The current cotton price situation cannot be explained by either the statistical facts or any logic. While overall it is possible to speak of a high level, there is a lack of continuity. Volatility is predominant. In the last 10 days alone, the CIF Bremen Index ranged from 97.75 to 96.25 cents/lb. New York has an even a larger range to offer, from 88.13 to 85.01 cents/lb. The Cotlook A Index is also following the trend of the others and is hardly calming down.
This development cannot be explained by looking at global statistics, neither the high level nor the volatile performance. Global cotton stocks are high. The ICAC Secretariat in Washington estimates nearly 20 million tonnes, while in its January analysis the U.S. Department of Agriculture estimated even more than 21 million tonnes of end stocks for the 2013/14 season.
Nevertheless, most of this cotton is in China and is not available for the world market, although there are currently no reports of major supply shortages in trading. The situation is not balanced, with the supply outside China currently having a volume of roughly 8.5 million tonnes. Not too long ago, in the 2009/10 season, this volume corresponded to the entire world cotton stocks, including China.
The state-owned Chinese reserve continues to buy from the domestic and foreign markets. The reserve has now become the biggest seller in the world, exceeding even U.S. exports, which means that this remarkable stock position is expected to remain hugely relevant for the next few years. This season, more than 5.6 million tonnes were bought for the reserve and over 400,000 tonnes were sold. On 7th February, after the Chinese Spring Festival, sales will continue.
In its latest estimate, the ICAC is reporting a smaller harvest in the Northern hemisphere. The Northern hemisphere accounts for the largest part of the global cotton crop by far, with close to 90% of world production and for the current season the crop size is 7 percent lower than in the previous season. The U.S. is likely to harvest a significantly smaller volume in the current season (- 24%), while for the upcoming 2014/15 season a larger crop is projected.
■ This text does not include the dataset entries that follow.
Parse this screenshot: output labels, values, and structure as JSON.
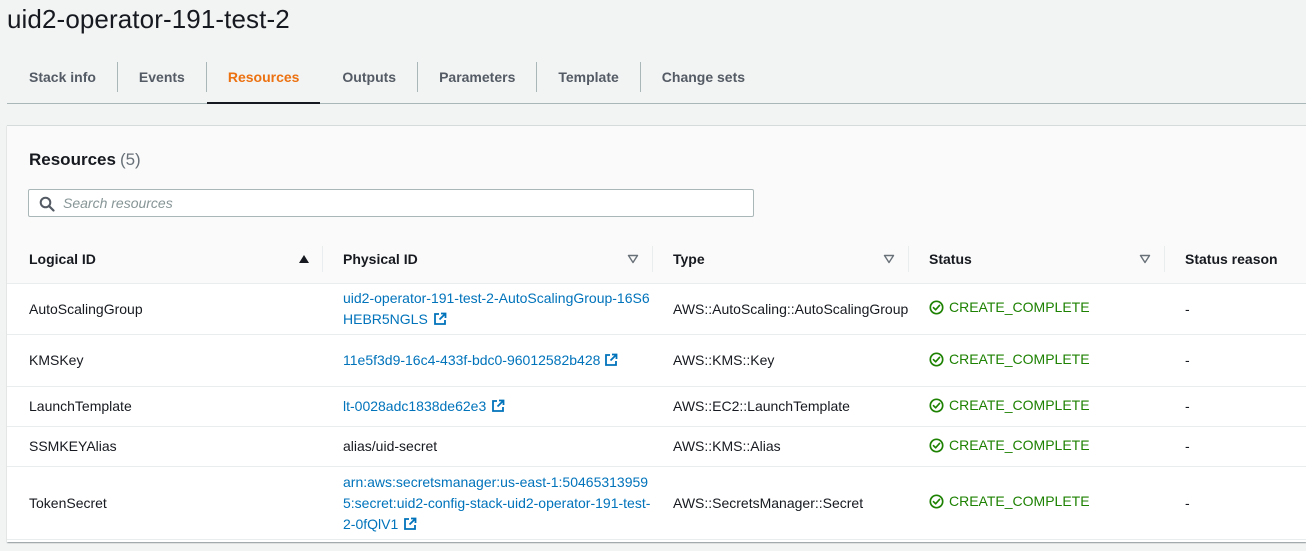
{
  "page": {
    "title": "uid2-operator-191-test-2"
  },
  "tabs": [
    {
      "label": "Stack info",
      "active": false
    },
    {
      "label": "Events",
      "active": false
    },
    {
      "label": "Resources",
      "active": true
    },
    {
      "label": "Outputs",
      "active": false
    },
    {
      "label": "Parameters",
      "active": false
    },
    {
      "label": "Template",
      "active": false
    },
    {
      "label": "Change sets",
      "active": false
    }
  ],
  "resources_panel": {
    "title": "Resources",
    "count": "(5)",
    "search_placeholder": "Search resources"
  },
  "table": {
    "columns": [
      {
        "label": "Logical ID",
        "sort": "ascending"
      },
      {
        "label": "Physical ID",
        "sort": "none"
      },
      {
        "label": "Type",
        "sort": "none"
      },
      {
        "label": "Status",
        "sort": "none"
      },
      {
        "label": "Status reason",
        "sort": "none"
      }
    ],
    "rows": [
      {
        "logical_id": "AutoScalingGroup",
        "physical_id": "uid2-operator-191-test-2-AutoScalingGroup-16S6HEBR5NGLS",
        "physical_is_link": true,
        "type": "AWS::AutoScaling::AutoScalingGroup",
        "status": "CREATE_COMPLETE",
        "status_reason": "-"
      },
      {
        "logical_id": "KMSKey",
        "physical_id": "11e5f3d9-16c4-433f-bdc0-96012582b428",
        "physical_is_link": true,
        "type": "AWS::KMS::Key",
        "status": "CREATE_COMPLETE",
        "status_reason": "-"
      },
      {
        "logical_id": "LaunchTemplate",
        "physical_id": "lt-0028adc1838de62e3",
        "physical_is_link": true,
        "type": "AWS::EC2::LaunchTemplate",
        "status": "CREATE_COMPLETE",
        "status_reason": "-"
      },
      {
        "logical_id": "SSMKEYAlias",
        "physical_id": "alias/uid-secret",
        "physical_is_link": false,
        "type": "AWS::KMS::Alias",
        "status": "CREATE_COMPLETE",
        "status_reason": "-"
      },
      {
        "logical_id": "TokenSecret",
        "physical_id": "arn:aws:secretsmanager:us-east-1:504653139595:secret:uid2-config-stack-uid2-operator-191-test-2-0fQlV1",
        "physical_is_link": true,
        "type": "AWS::SecretsManager::Secret",
        "status": "CREATE_COMPLETE",
        "status_reason": "-"
      }
    ]
  },
  "colors": {
    "accent_tab": "#ec7211",
    "link": "#0073bb",
    "success": "#1d8102"
  },
  "icons": {
    "search": "search-icon",
    "external_link": "external-link-icon",
    "status_success": "check-circle-icon",
    "sort_ascending": "caret-up-icon",
    "sort_none": "caret-down-outline-icon"
  }
}
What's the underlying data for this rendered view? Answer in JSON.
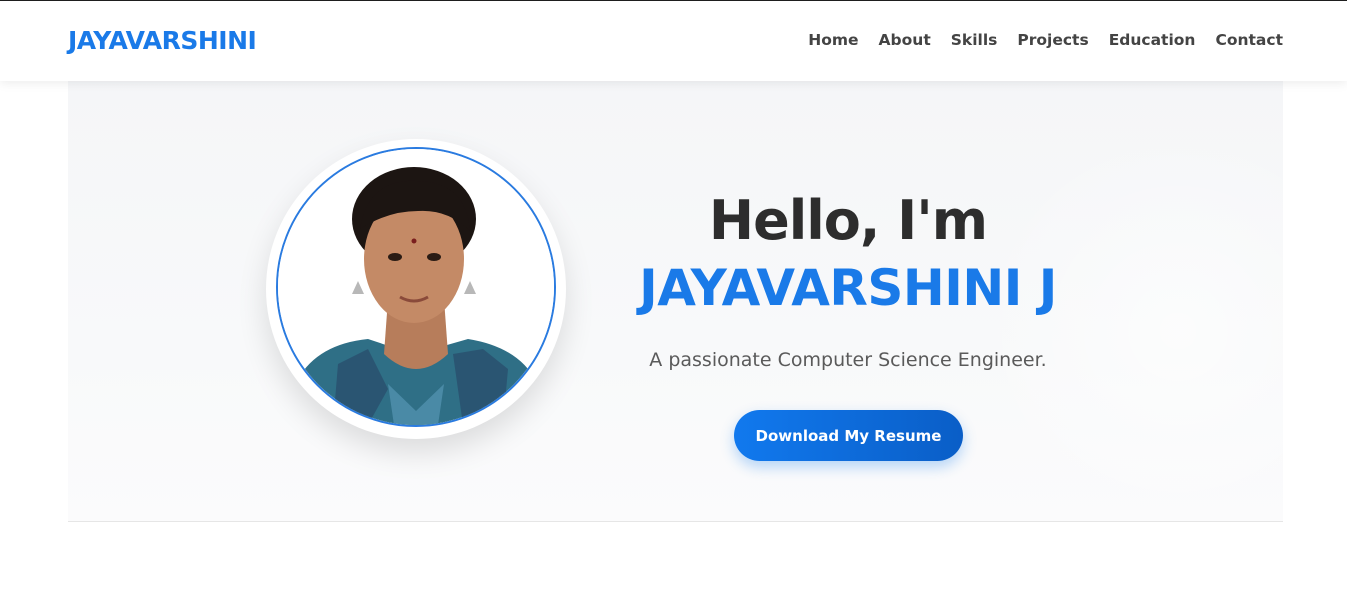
{
  "header": {
    "brand": "JAYAVARSHINI",
    "nav": [
      {
        "label": "Home"
      },
      {
        "label": "About"
      },
      {
        "label": "Skills"
      },
      {
        "label": "Projects"
      },
      {
        "label": "Education"
      },
      {
        "label": "Contact"
      }
    ]
  },
  "hero": {
    "greeting": "Hello, I'm",
    "name": "JAYAVARSHINI J",
    "tagline": "A passionate Computer Science Engineer.",
    "cta_label": "Download My Resume"
  },
  "colors": {
    "accent": "#1a7ae8",
    "heading": "#2d2d2d",
    "text": "#5a5a5a",
    "nav_text": "#444444"
  }
}
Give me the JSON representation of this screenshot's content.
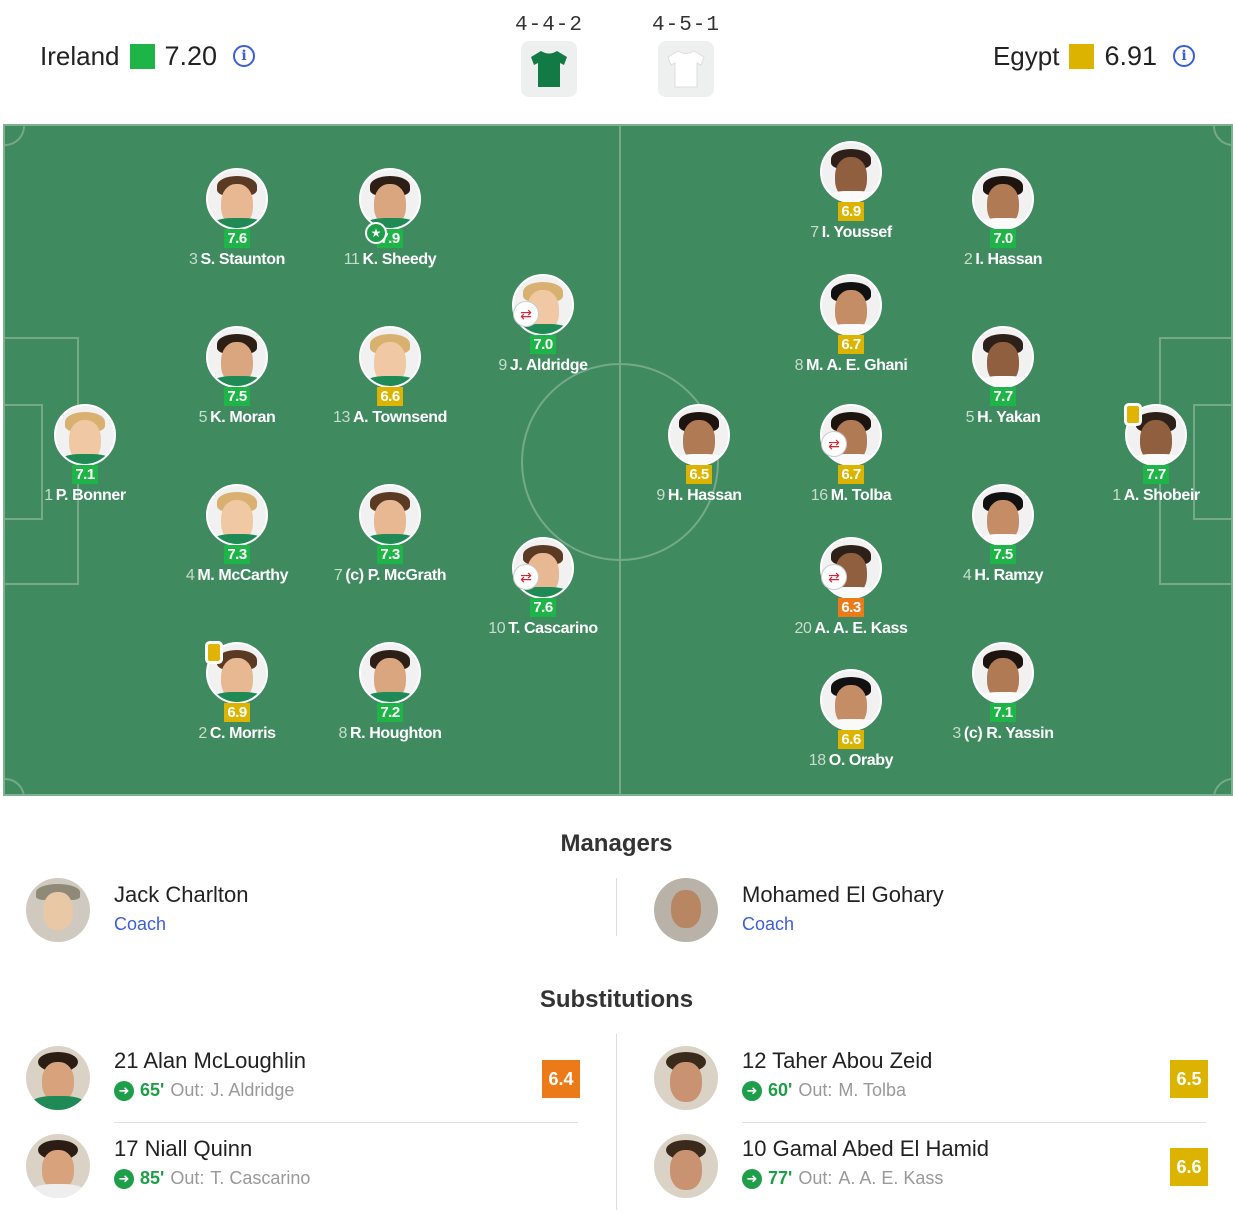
{
  "colors": {
    "green": "#1fb447",
    "yellow": "#dcb400",
    "orange": "#ec7a18",
    "pitch": "#3f8a5f",
    "link": "#3b5fd9"
  },
  "home": {
    "name": "Ireland",
    "rating": "7.20",
    "rating_color": "#1fb447",
    "formation": "4-4-2",
    "shirt_color": "#137a46",
    "players": [
      {
        "id": "bonner",
        "num": "1",
        "name": "P. Bonner",
        "rating": "7.1",
        "color": "#1fb447"
      },
      {
        "id": "staunton",
        "num": "3",
        "name": "S. Staunton",
        "rating": "7.6",
        "color": "#1fb447"
      },
      {
        "id": "moran",
        "num": "5",
        "name": "K. Moran",
        "rating": "7.5",
        "color": "#1fb447"
      },
      {
        "id": "mccarthy",
        "num": "4",
        "name": "M. McCarthy",
        "rating": "7.3",
        "color": "#1fb447"
      },
      {
        "id": "morris",
        "num": "2",
        "name": "C. Morris",
        "rating": "6.9",
        "color": "#dcb400"
      },
      {
        "id": "sheedy",
        "num": "11",
        "name": "K. Sheedy",
        "rating": "7.9",
        "color": "#1fb447"
      },
      {
        "id": "townsend",
        "num": "13",
        "name": "A. Townsend",
        "rating": "6.6",
        "color": "#dcb400"
      },
      {
        "id": "mcgrath",
        "num": "7",
        "name": "(c) P. McGrath",
        "rating": "7.3",
        "color": "#1fb447"
      },
      {
        "id": "houghton",
        "num": "8",
        "name": "R. Houghton",
        "rating": "7.2",
        "color": "#1fb447"
      },
      {
        "id": "aldridge",
        "num": "9",
        "name": "J. Aldridge",
        "rating": "7.0",
        "color": "#1fb447"
      },
      {
        "id": "cascarino",
        "num": "10",
        "name": "T. Cascarino",
        "rating": "7.6",
        "color": "#1fb447"
      }
    ]
  },
  "away": {
    "name": "Egypt",
    "rating": "6.91",
    "rating_color": "#dcb400",
    "formation": "4-5-1",
    "shirt_color": "#ffffff",
    "players": [
      {
        "id": "hhassan",
        "num": "9",
        "name": "H. Hassan",
        "rating": "6.5",
        "color": "#dcb400"
      },
      {
        "id": "youssef",
        "num": "7",
        "name": "I. Youssef",
        "rating": "6.9",
        "color": "#dcb400"
      },
      {
        "id": "ghani",
        "num": "8",
        "name": "M. A. E. Ghani",
        "rating": "6.7",
        "color": "#dcb400"
      },
      {
        "id": "tolba",
        "num": "16",
        "name": "M. Tolba",
        "rating": "6.7",
        "color": "#dcb400"
      },
      {
        "id": "kass",
        "num": "20",
        "name": "A. A. E. Kass",
        "rating": "6.3",
        "color": "#ec7a18"
      },
      {
        "id": "oraby",
        "num": "18",
        "name": "O. Oraby",
        "rating": "6.6",
        "color": "#dcb400"
      },
      {
        "id": "ihassan",
        "num": "2",
        "name": "I. Hassan",
        "rating": "7.0",
        "color": "#1fb447"
      },
      {
        "id": "yakan",
        "num": "5",
        "name": "H. Yakan",
        "rating": "7.7",
        "color": "#1fb447"
      },
      {
        "id": "ramzy",
        "num": "4",
        "name": "H. Ramzy",
        "rating": "7.5",
        "color": "#1fb447"
      },
      {
        "id": "yassin",
        "num": "3",
        "name": "(c) R. Yassin",
        "rating": "7.1",
        "color": "#1fb447"
      },
      {
        "id": "shobeir",
        "num": "1",
        "name": "A. Shobeir",
        "rating": "7.7",
        "color": "#1fb447"
      }
    ]
  },
  "managers": {
    "title": "Managers",
    "home": {
      "name": "Jack Charlton",
      "role": "Coach"
    },
    "away": {
      "name": "Mohamed El Gohary",
      "role": "Coach"
    }
  },
  "substitutions": {
    "title": "Substitutions",
    "home": [
      {
        "label": "21 Alan McLoughlin",
        "minute": "65'",
        "out_label": "Out:",
        "out": "J. Aldridge",
        "rating": "6.4",
        "color": "#ec7a18"
      },
      {
        "label": "17 Niall Quinn",
        "minute": "85'",
        "out_label": "Out:",
        "out": "T. Cascarino",
        "rating": "",
        "color": ""
      }
    ],
    "away": [
      {
        "label": "12 Taher Abou Zeid",
        "minute": "60'",
        "out_label": "Out:",
        "out": "M. Tolba",
        "rating": "6.5",
        "color": "#dcb400"
      },
      {
        "label": "10 Gamal Abed El Hamid",
        "minute": "77'",
        "out_label": "Out:",
        "out": "A. A. E. Kass",
        "rating": "6.6",
        "color": "#dcb400"
      }
    ]
  },
  "icons": {
    "info": "info-icon",
    "substitution": "swap-icon",
    "motm": "star-icon",
    "sub_in": "arrow-right-icon",
    "card": "yellow-card-icon"
  }
}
Another large decline of around 600,000 tonnes is expected in China in the current season, with a further reduction in the harvest in 2014/15. India (+200,000 tonnes) and Brazil (+380,000 tonnes) are expected to produce clearly higher cotton volumes in 2013/14.